A former teacher at Coastal Christian School in Waldoboro has been sentenced to 2.5 years in prison for the sexual assault of a student in 2016.
Nancy Leigh Ann Brann, 44, of Windsor, had pleaded guilty to one count each of class A gross sexual assault and class C unlawful sexual contact Feb. 4. Superior Court Justice Daniel Billings sentenced her to 12 years with all but 2.5 years suspended, plus four years of probation, during a hearing at the Lincoln County Courthouse in Wiscasset on Tuesday, March 26.
Assistant District Attorney Matthew Gerety argued for more prison time up front, while defense attorney Chris Nielsen and the defendant’s older sister requested leniency.
Both attorneys submitted sentencing memorandums, the victim’s family submitted impact statements, and the defendant submitted a written statement for review prior to the hearing.
Brann’s probation conditions prohibit contact with the victim, the victim’s family, and any child under the age of 18, except for her children and grandchildren. She must take certain medication, avoid areas where children congregate, receive sex offender and mental health counseling, and not use alcohol or drugs, while being subject to searches and tests. She must also register as a sex offender.
Billings stayed the sentence until 5 p.m., Thursday, March 28, per a request from Nielsen.
Billings described the aggravating and mitigating factors contributing to his sentencing decision.
He said aggravating factors included the fact that the actions took place in the classroom and were part of a larger pattern of conduct toward the victim that extended to online interactions.
“The defendant abused a position of authority and trust and continued to have contact with the victim after she was fired,” Billings said.
“This took place in school. Some of it took place in places other students could and did notice it,” Billings said.
However, Billings also listed several mitigating factors, including Brann’s lack of a criminal history and her acceptance of responsibility through her plea and disclosures in treatment.
“The fact charges were brought about and known to law enforcement are due to her guilt and trying to get help,” Billings said.
Billings listed the defendant’s mental health history as the most significant mitigating factor.
According to Billings, Brann sought help, and though she may not have followed all recommendations, she was misdiagnosed and receiving the incorrect medication.
“She is someone who sought help and didn’t receive the help she needed,” Billings said.
Ultimately, Billings said he did not believe the aggravating or mitigating factors of the case outweighed the other.
Billings expressed his opposition to the defense’s request for a much lighter sentence, saying such a sentence would diminish the seriousness of the offenses.

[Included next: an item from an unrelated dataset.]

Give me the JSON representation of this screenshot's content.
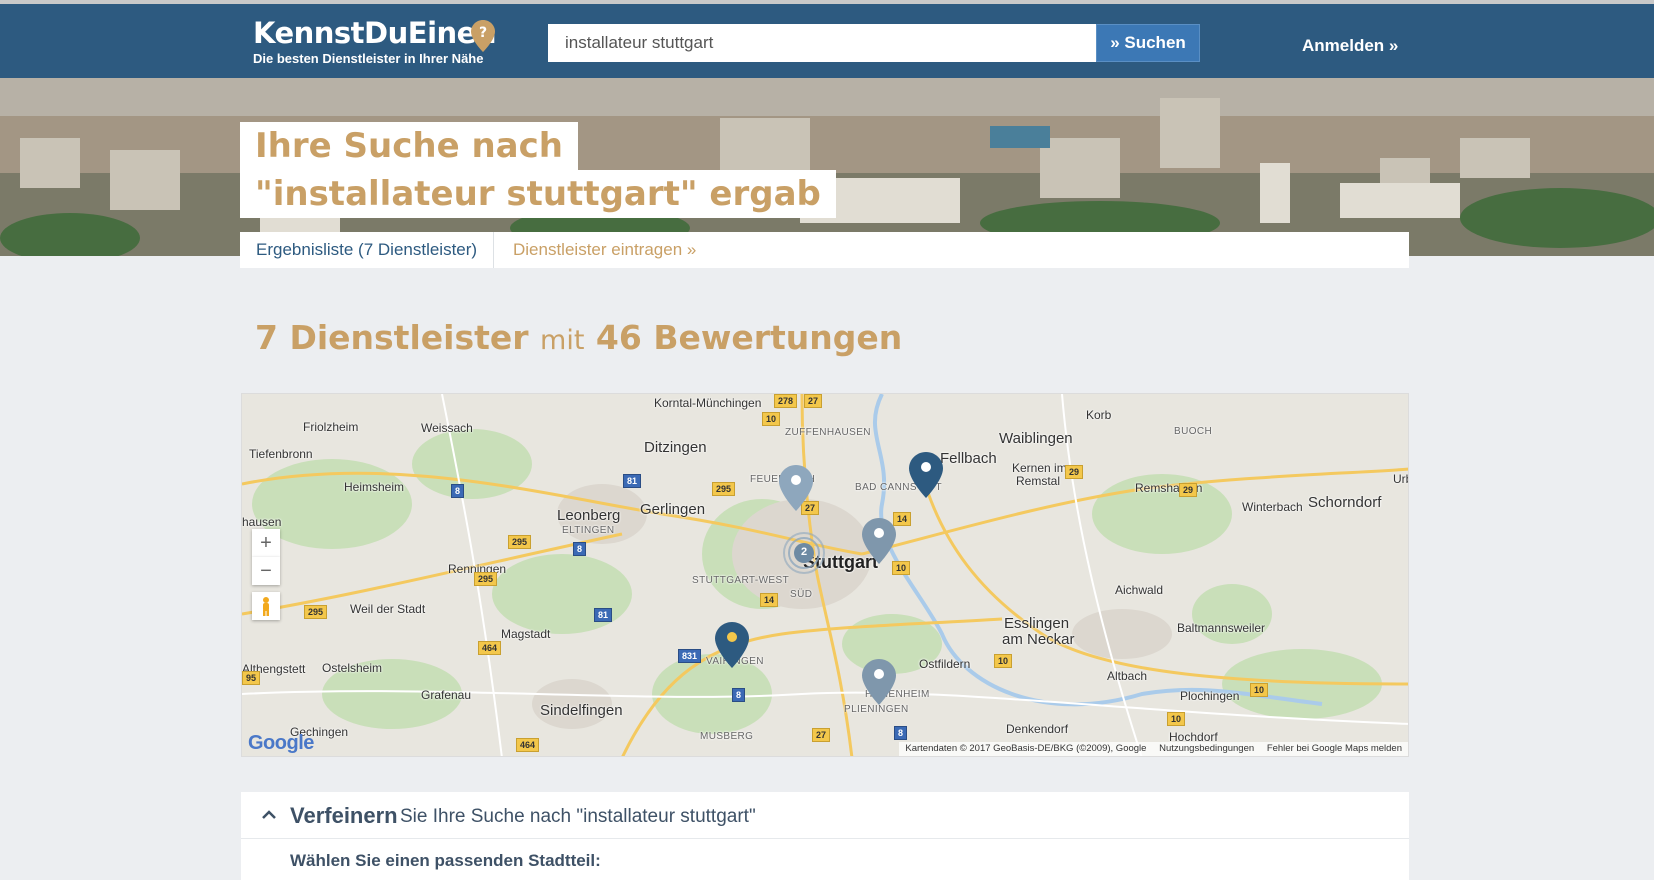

Gerety began the hearing’s testimony with the state’s recommendation of 10 years, with all but four suspended, plus four years of probation.
“This person was a teacher and she took advantage of this position. There is no question about that. She took advantage of the vulnerabilities of a person too young to do anything. It was a power imbalance,” Gerety said.
Gerety said Brann became Facebook friends with the victim.
“She became involved with the victim to the degree the victim’s parents were concerned,” Gerety said.
Nielsen recommended 90 days in custody.
“We thought 90 days was appropriate. We don’t want to give the impression this conduct should go unpunished,” Nielsen said.
Brann “was diagnosed and treated for the wrong mental health condition and her real issues went untreated,” Nielsen said.
Referencing the statements of the defendant’s sister, Nielsen said the testimony indicated detrimental impacts on Brann as a result of her treatment by her husband, her in-laws, and her church.
“The sister paints a picture of what her life was like before and what it was like after her marriage, the stresses of her home life and church life,” Nielsen said.
Nielsen said Brann’s brief employment at the school conflicted with Gerety’s depiction of Brann as someone who abused long-held trust.
“She had no official training as a teacher. It is not fair to paint her as a predator,” Nielsen said.
Nielsen said his client’s mental health condition left her delusional, adding that her guilty conscience led her to report the offenses during treatment. He did not specify the condition.
The Lincoln County Sheriff’s Office arrested Brann in December 2017. A Lincoln County grand jury indicted her in November 2018.
At the beginning of the hearing, two criminal charges against Brann related to a traffic incident in Sagadahoc County were dismissed.
The state agreed to dismiss the charges of criminal speeding and violation of condition of release if Brann admitted to a civil speeding violation and paid a standard fine.